RECORDS SHOWN below:

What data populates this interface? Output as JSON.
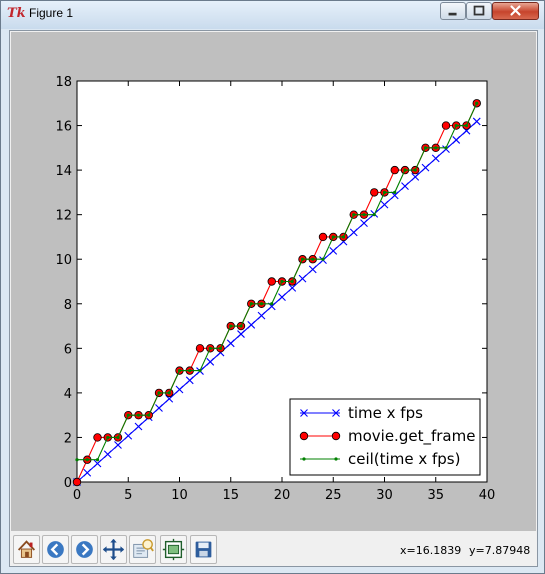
{
  "window": {
    "title": "Figure 1",
    "app_icon": "tk-feather-icon",
    "controls": [
      "minimize-icon",
      "maximize-icon",
      "close-icon"
    ]
  },
  "toolbar": {
    "buttons": [
      {
        "name": "home-button",
        "icon": "home-icon"
      },
      {
        "name": "back-button",
        "icon": "back-arrow-icon"
      },
      {
        "name": "forward-button",
        "icon": "forward-arrow-icon"
      },
      {
        "name": "pan-button",
        "icon": "move-arrows-icon"
      },
      {
        "name": "zoom-button",
        "icon": "zoom-rect-icon"
      },
      {
        "name": "subplots-button",
        "icon": "subplots-icon"
      },
      {
        "name": "save-button",
        "icon": "floppy-disk-icon"
      }
    ],
    "coords_x": "x=16.1839",
    "coords_y": "y=7.87948"
  },
  "chart_data": {
    "type": "line",
    "title": "",
    "xlabel": "",
    "ylabel": "",
    "xlim": [
      0,
      40
    ],
    "ylim": [
      0,
      18
    ],
    "xticks": [
      "0",
      "5",
      "10",
      "15",
      "20",
      "25",
      "30",
      "35",
      "40"
    ],
    "yticks": [
      "0",
      "2",
      "4",
      "6",
      "8",
      "10",
      "12",
      "14",
      "16",
      "18"
    ],
    "grid": false,
    "legend_position": "lower-right",
    "series": [
      {
        "name": "time x fps",
        "color": "#0000ff",
        "marker": "x",
        "x": [
          0,
          1,
          2,
          3,
          4,
          5,
          6,
          7,
          8,
          9,
          10,
          11,
          12,
          13,
          14,
          15,
          16,
          17,
          18,
          19,
          20,
          21,
          22,
          23,
          24,
          25,
          26,
          27,
          28,
          29,
          30,
          31,
          32,
          33,
          34,
          35,
          36,
          37,
          38,
          39
        ],
        "y": [
          0,
          0.415,
          0.83,
          1.245,
          1.66,
          2.075,
          2.49,
          2.905,
          3.32,
          3.735,
          4.15,
          4.565,
          4.98,
          5.395,
          5.81,
          6.225,
          6.64,
          7.055,
          7.47,
          7.885,
          8.3,
          8.715,
          9.13,
          9.545,
          9.96,
          10.375,
          10.79,
          11.205,
          11.62,
          12.035,
          12.45,
          12.865,
          13.28,
          13.695,
          14.11,
          14.525,
          14.94,
          15.355,
          15.77,
          16.185
        ]
      },
      {
        "name": "movie.get_frame",
        "color": "#ff0000",
        "marker": "o",
        "x": [
          0,
          1,
          2,
          3,
          4,
          5,
          6,
          7,
          8,
          9,
          10,
          11,
          12,
          13,
          14,
          15,
          16,
          17,
          18,
          19,
          20,
          21,
          22,
          23,
          24,
          25,
          26,
          27,
          28,
          29,
          30,
          31,
          32,
          33,
          34,
          35,
          36,
          37,
          38,
          39
        ],
        "y": [
          0,
          1,
          2,
          2,
          2,
          3,
          3,
          3,
          4,
          4,
          5,
          5,
          6,
          6,
          6,
          7,
          7,
          8,
          8,
          9,
          9,
          9,
          10,
          10,
          11,
          11,
          11,
          12,
          12,
          13,
          13,
          14,
          14,
          14,
          15,
          15,
          16,
          16,
          16,
          17
        ]
      },
      {
        "name": "ceil(time x fps)",
        "color": "#008000",
        "marker": ".",
        "x": [
          0,
          1,
          2,
          3,
          4,
          5,
          6,
          7,
          8,
          9,
          10,
          11,
          12,
          13,
          14,
          15,
          16,
          17,
          18,
          19,
          20,
          21,
          22,
          23,
          24,
          25,
          26,
          27,
          28,
          29,
          30,
          31,
          32,
          33,
          34,
          35,
          36,
          37,
          38,
          39
        ],
        "y": [
          1,
          1,
          1,
          2,
          2,
          3,
          3,
          3,
          4,
          4,
          5,
          5,
          5,
          6,
          6,
          7,
          7,
          8,
          8,
          8,
          9,
          9,
          10,
          10,
          10,
          11,
          11,
          12,
          12,
          12,
          13,
          13,
          14,
          14,
          15,
          15,
          15,
          16,
          16,
          17
        ]
      }
    ]
  }
}
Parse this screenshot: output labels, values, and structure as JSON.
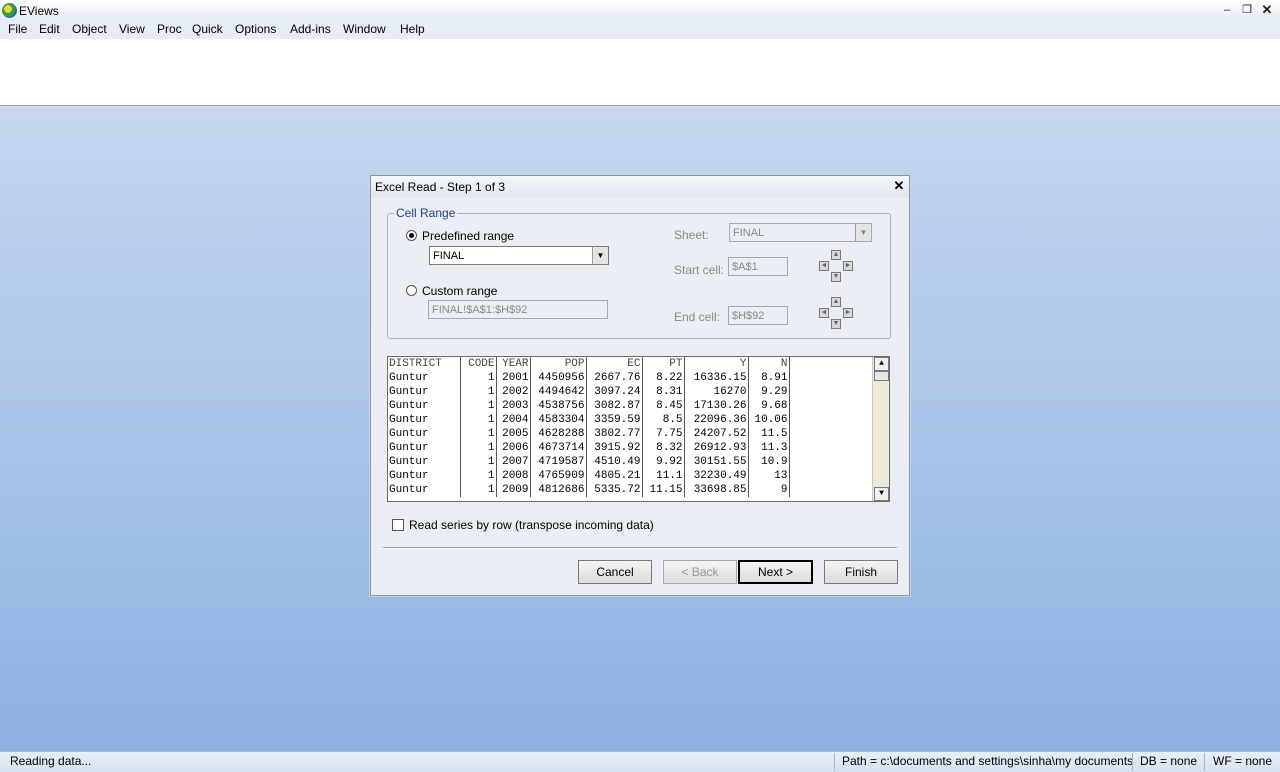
{
  "app": {
    "title": "EViews"
  },
  "menu": [
    "File",
    "Edit",
    "Object",
    "View",
    "Proc",
    "Quick",
    "Options",
    "Add-ins",
    "Window",
    "Help"
  ],
  "window_controls": {
    "minimize": "–",
    "restore": "❐",
    "close": "✕"
  },
  "dialog": {
    "title": "Excel Read - Step 1 of 3",
    "close_glyph": "✕",
    "cell_range": {
      "legend": "Cell Range",
      "predefined_label": "Predefined range",
      "predefined_value": "FINAL",
      "predefined_selected": true,
      "custom_label": "Custom range",
      "custom_value": "FINAL!$A$1:$H$92",
      "sheet_label": "Sheet:",
      "sheet_value": "FINAL",
      "start_label": "Start cell:",
      "start_value": "$A$1",
      "end_label": "End cell:",
      "end_value": "$H$92"
    },
    "preview": {
      "headers": [
        "DISTRICT",
        "CODE",
        "YEAR",
        "POP",
        "EC",
        "PT",
        "Y",
        "N"
      ],
      "rows": [
        [
          "Guntur",
          "1",
          "2001",
          "4450956",
          "2667.76",
          "8.22",
          "16336.15",
          "8.91"
        ],
        [
          "Guntur",
          "1",
          "2002",
          "4494642",
          "3097.24",
          "8.31",
          "16270",
          "9.29"
        ],
        [
          "Guntur",
          "1",
          "2003",
          "4538756",
          "3082.87",
          "8.45",
          "17130.26",
          "9.68"
        ],
        [
          "Guntur",
          "1",
          "2004",
          "4583304",
          "3359.59",
          "8.5",
          "22096.36",
          "10.06"
        ],
        [
          "Guntur",
          "1",
          "2005",
          "4628288",
          "3802.77",
          "7.75",
          "24207.52",
          "11.5"
        ],
        [
          "Guntur",
          "1",
          "2006",
          "4673714",
          "3915.92",
          "8.32",
          "26912.93",
          "11.3"
        ],
        [
          "Guntur",
          "1",
          "2007",
          "4719587",
          "4510.49",
          "9.92",
          "30151.55",
          "10.9"
        ],
        [
          "Guntur",
          "1",
          "2008",
          "4765909",
          "4805.21",
          "11.1",
          "32230.49",
          "13"
        ],
        [
          "Guntur",
          "1",
          "2009",
          "4812686",
          "5335.72",
          "11.15",
          "33698.85",
          "9"
        ]
      ]
    },
    "transpose_label": "Read series by row (transpose incoming data)",
    "transpose_checked": false,
    "buttons": {
      "cancel": "Cancel",
      "back": "< Back",
      "next": "Next >",
      "finish": "Finish"
    }
  },
  "status": {
    "message": "Reading data...",
    "path": "Path = c:\\documents and settings\\sinha\\my documents",
    "db": "DB = none",
    "wf": "WF = none"
  }
}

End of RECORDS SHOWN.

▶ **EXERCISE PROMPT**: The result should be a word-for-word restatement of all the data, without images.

▶ **EXPECTED ANSWER**:
What data populates this interface? Output as JSON.
{
  "window": {
    "title": "Figure 1",
    "app_icon": "tk-feather-icon",
    "controls": [
      "minimize-icon",
      "maximize-icon",
      "close-icon"
    ]
  },
  "toolbar": {
    "buttons": [
      {
        "name": "home-button",
        "icon": "home-icon"
      },
      {
        "name": "back-button",
        "icon": "back-arrow-icon"
      },
      {
        "name": "forward-button",
        "icon": "forward-arrow-icon"
      },
      {
        "name": "pan-button",
        "icon": "move-arrows-icon"
      },
      {
        "name": "zoom-button",
        "icon": "zoom-rect-icon"
      },
      {
        "name": "subplots-button",
        "icon": "subplots-icon"
      },
      {
        "name": "save-button",
        "icon": "floppy-disk-icon"
      }
    ],
    "coords_x": "x=16.1839",
    "coords_y": "y=7.87948"
  },
  "chart_data": {
    "type": "line",
    "title": "",
    "xlabel": "",
    "ylabel": "",
    "xlim": [
      0,
      40
    ],
    "ylim": [
      0,
      18
    ],
    "xticks": [
      "0",
      "5",
      "10",
      "15",
      "20",
      "25",
      "30",
      "35",
      "40"
    ],
    "yticks": [
      "0",
      "2",
      "4",
      "6",
      "8",
      "10",
      "12",
      "14",
      "16",
      "18"
    ],
    "grid": false,
    "legend_position": "lower-right",
    "series": [
      {
        "name": "time x fps",
        "color": "#0000ff",
        "marker": "x",
        "x": [
          0,
          1,
          2,
          3,
          4,
          5,
          6,
          7,
          8,
          9,
          10,
          11,
          12,
          13,
          14,
          15,
          16,
          17,
          18,
          19,
          20,
          21,
          22,
          23,
          24,
          25,
          26,
          27,
          28,
          29,
          30,
          31,
          32,
          33,
          34,
          35,
          36,
          37,
          38,
          39
        ],
        "y": [
          0,
          0.415,
          0.83,
          1.245,
          1.66,
          2.075,
          2.49,
          2.905,
          3.32,
          3.735,
          4.15,
          4.565,
          4.98,
          5.395,
          5.81,
          6.225,
          6.64,
          7.055,
          7.47,
          7.885,
          8.3,
          8.715,
          9.13,
          9.545,
          9.96,
          10.375,
          10.79,
          11.205,
          11.62,
          12.035,
          12.45,
          12.865,
          13.28,
          13.695,
          14.11,
          14.525,
          14.94,
          15.355,
          15.77,
          16.185
        ]
      },
      {
        "name": "movie.get_frame",
        "color": "#ff0000",
        "marker": "o",
        "x": [
          0,
          1,
          2,
          3,
          4,
          5,
          6,
          7,
          8,
          9,
          10,
          11,
          12,
          13,
          14,
          15,
          16,
          17,
          18,
          19,
          20,
          21,
          22,
          23,
          24,
          25,
          26,
          27,
          28,
          29,
          30,
          31,
          32,
          33,
          34,
          35,
          36,
          37,
          38,
          39
        ],
        "y": [
          0,
          1,
          2,
          2,
          2,
          3,
          3,
          3,
          4,
          4,
          5,
          5,
          6,
          6,
          6,
          7,
          7,
          8,
          8,
          9,
          9,
          9,
          10,
          10,
          11,
          11,
          11,
          12,
          12,
          13,
          13,
          14,
          14,
          14,
          15,
          15,
          16,
          16,
          16,
          17
        ]
      },
      {
        "name": "ceil(time x fps)",
        "color": "#008000",
        "marker": ".",
        "x": [
          0,
          1,
          2,
          3,
          4,
          5,
          6,
          7,
          8,
          9,
          10,
          11,
          12,
          13,
          14,
          15,
          16,
          17,
          18,
          19,
          20,
          21,
          22,
          23,
          24,
          25,
          26,
          27,
          28,
          29,
          30,
          31,
          32,
          33,
          34,
          35,
          36,
          37,
          38,
          39
        ],
        "y": [
          1,
          1,
          1,
          2,
          2,
          3,
          3,
          3,
          4,
          4,
          5,
          5,
          5,
          6,
          6,
          7,
          7,
          8,
          8,
          8,
          9,
          9,
          10,
          10,
          10,
          11,
          11,
          12,
          12,
          12,
          13,
          13,
          14,
          14,
          15,
          15,
          15,
          16,
          16,
          17
        ]
      }
    ]
  }
}
Parse this screenshot: output labels, values, and structure as JSON.
{
  "app": {
    "title": "EViews"
  },
  "menu": [
    "File",
    "Edit",
    "Object",
    "View",
    "Proc",
    "Quick",
    "Options",
    "Add-ins",
    "Window",
    "Help"
  ],
  "window_controls": {
    "minimize": "–",
    "restore": "❐",
    "close": "✕"
  },
  "dialog": {
    "title": "Excel Read - Step 1 of 3",
    "close_glyph": "✕",
    "cell_range": {
      "legend": "Cell Range",
      "predefined_label": "Predefined range",
      "predefined_value": "FINAL",
      "predefined_selected": true,
      "custom_label": "Custom range",
      "custom_value": "FINAL!$A$1:$H$92",
      "sheet_label": "Sheet:",
      "sheet_value": "FINAL",
      "start_label": "Start cell:",
      "start_value": "$A$1",
      "end_label": "End cell:",
      "end_value": "$H$92"
    },
    "preview": {
      "headers": [
        "DISTRICT",
        "CODE",
        "YEAR",
        "POP",
        "EC",
        "PT",
        "Y",
        "N"
      ],
      "rows": [
        [
          "Guntur",
          "1",
          "2001",
          "4450956",
          "2667.76",
          "8.22",
          "16336.15",
          "8.91"
        ],
        [
          "Guntur",
          "1",
          "2002",
          "4494642",
          "3097.24",
          "8.31",
          "16270",
          "9.29"
        ],
        [
          "Guntur",
          "1",
          "2003",
          "4538756",
          "3082.87",
          "8.45",
          "17130.26",
          "9.68"
        ],
        [
          "Guntur",
          "1",
          "2004",
          "4583304",
          "3359.59",
          "8.5",
          "22096.36",
          "10.06"
        ],
        [
          "Guntur",
          "1",
          "2005",
          "4628288",
          "3802.77",
          "7.75",
          "24207.52",
          "11.5"
        ],
        [
          "Guntur",
          "1",
          "2006",
          "4673714",
          "3915.92",
          "8.32",
          "26912.93",
          "11.3"
        ],
        [
          "Guntur",
          "1",
          "2007",
          "4719587",
          "4510.49",
          "9.92",
          "30151.55",
          "10.9"
        ],
        [
          "Guntur",
          "1",
          "2008",
          "4765909",
          "4805.21",
          "11.1",
          "32230.49",
          "13"
        ],
        [
          "Guntur",
          "1",
          "2009",
          "4812686",
          "5335.72",
          "11.15",
          "33698.85",
          "9"
        ]
      ]
    },
    "transpose_label": "Read series by row (transpose incoming data)",
    "transpose_checked": false,
    "buttons": {
      "cancel": "Cancel",
      "back": "< Back",
      "next": "Next >",
      "finish": "Finish"
    }
  },
  "status": {
    "message": "Reading data...",
    "path": "Path = c:\\documents and settings\\sinha\\my documents",
    "db": "DB = none",
    "wf": "WF = none"
  }
}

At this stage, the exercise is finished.